Although we sleep at least one-third of our lives (National Sleep Foundation 2017), a person’s quality of sleep is just as important as the quantity or amount of time they sleep.
There are many health benefits pertaining to sleep and its quality. The immune system is least likely to be compromised with a well-rested body. Quality sleep helps the body to recuperate or improve for functioning the next day.
Per the National Sleep Foundation (2017), sleep is a vital indicator of overall health and well-being. The less we sleep, the less our bodies are able to function at their best.
Although there are several prescribed and over-the-counter drugs which could help with sleep deprivation, there are natural approaches which could also help with healthier sleeping habits. A suggested possible approach to ensure quality sleep, and one that we often suggest at iCan Dream Center, is exercise.
Some would question raising one’s heart rate before bedtime, but moderate movement of the limbs increases circulation and could also provide more oxygen to body parts.
Research has shown that older adults with moderate sleep complaints can improve self-rated sleep quality by initiating a regular, moderate-intensity exercise program (King AC, Oman RF, Brassington GS, Bliwise DL, Haskell WL, 1997). Exercise could become a regimen which prepares the body for rest.
King AC, Oman RF, Brassington GS, Bliwise DL, Haskell WL. Moderate-Intensity Exercise and Self-rated Quality of Sleep in Older Adults, A Randomized Controlled Trial. JAMA. 1997;277(1):32-37. doi:10.1001/jama.1997.03540250040029

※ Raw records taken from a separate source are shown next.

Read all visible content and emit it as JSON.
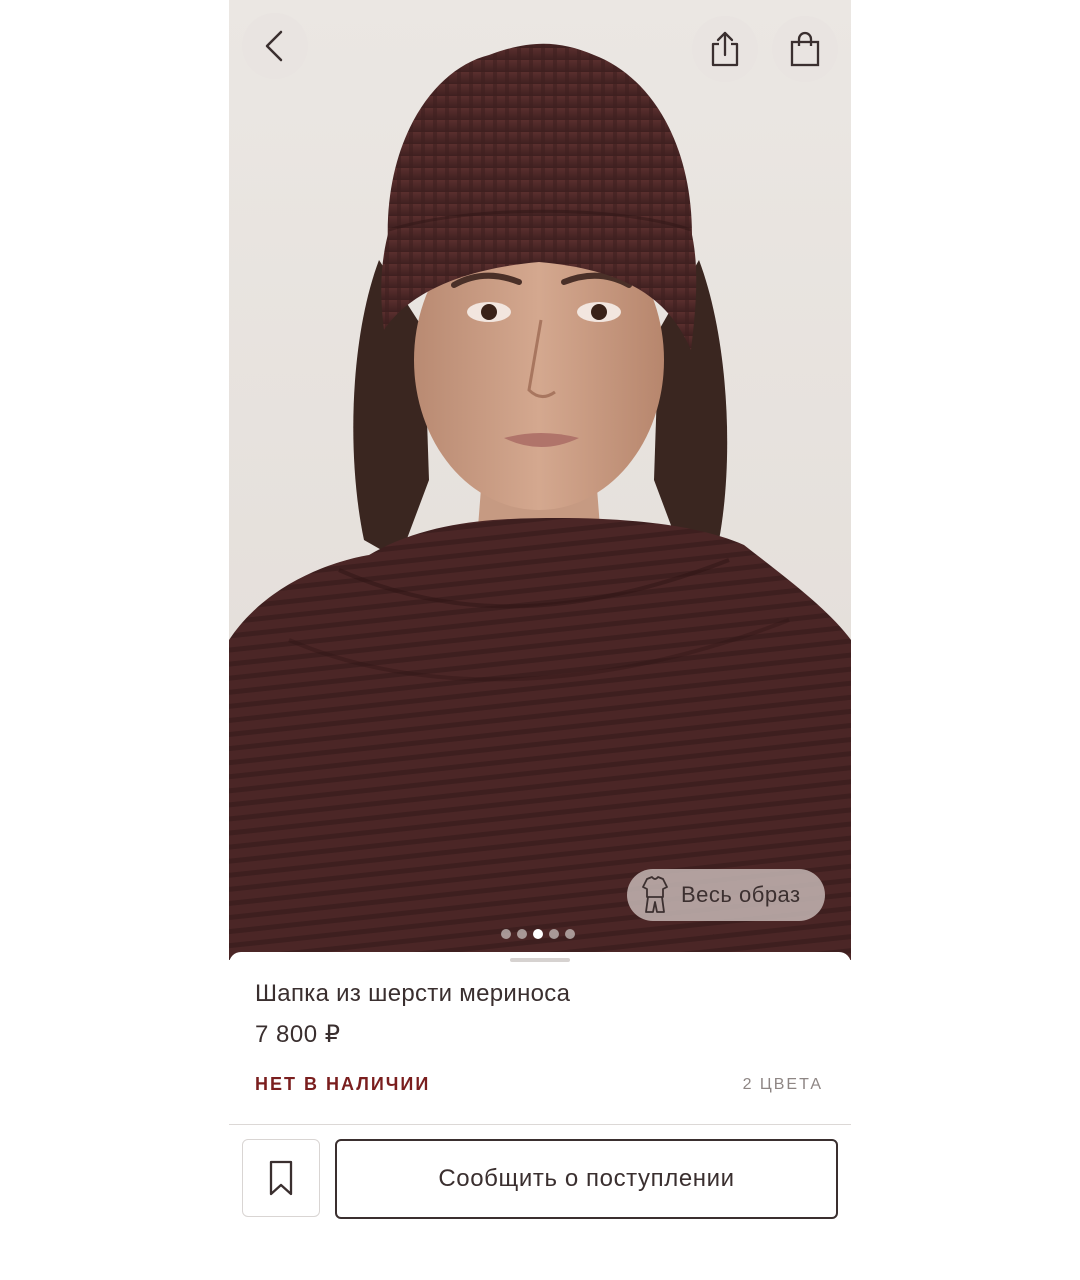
{
  "product": {
    "title": "Шапка из шерсти мериноса",
    "price": "7 800 ₽",
    "stock_status": "НЕТ В НАЛИЧИИ",
    "colors_count": "2 ЦВЕТА",
    "color_hex": "#4a2626"
  },
  "gallery": {
    "total_images": 5,
    "active_index": 3,
    "look_button_label": "Весь образ"
  },
  "header": {
    "back_icon": "chevron-left-icon",
    "share_icon": "share-icon",
    "bag_icon": "shopping-bag-icon"
  },
  "actions": {
    "bookmark_icon": "bookmark-icon",
    "notify_label": "Сообщить о поступлении"
  },
  "colors": {
    "text_primary": "#3a2f2f",
    "status_red": "#7a1e1e",
    "muted": "#8e8684"
  }
}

Retrieved from: (2017) How much sleep do we really need? sleepfoundation.org/how-sleep-works/how-much-sleep-do-we-really-need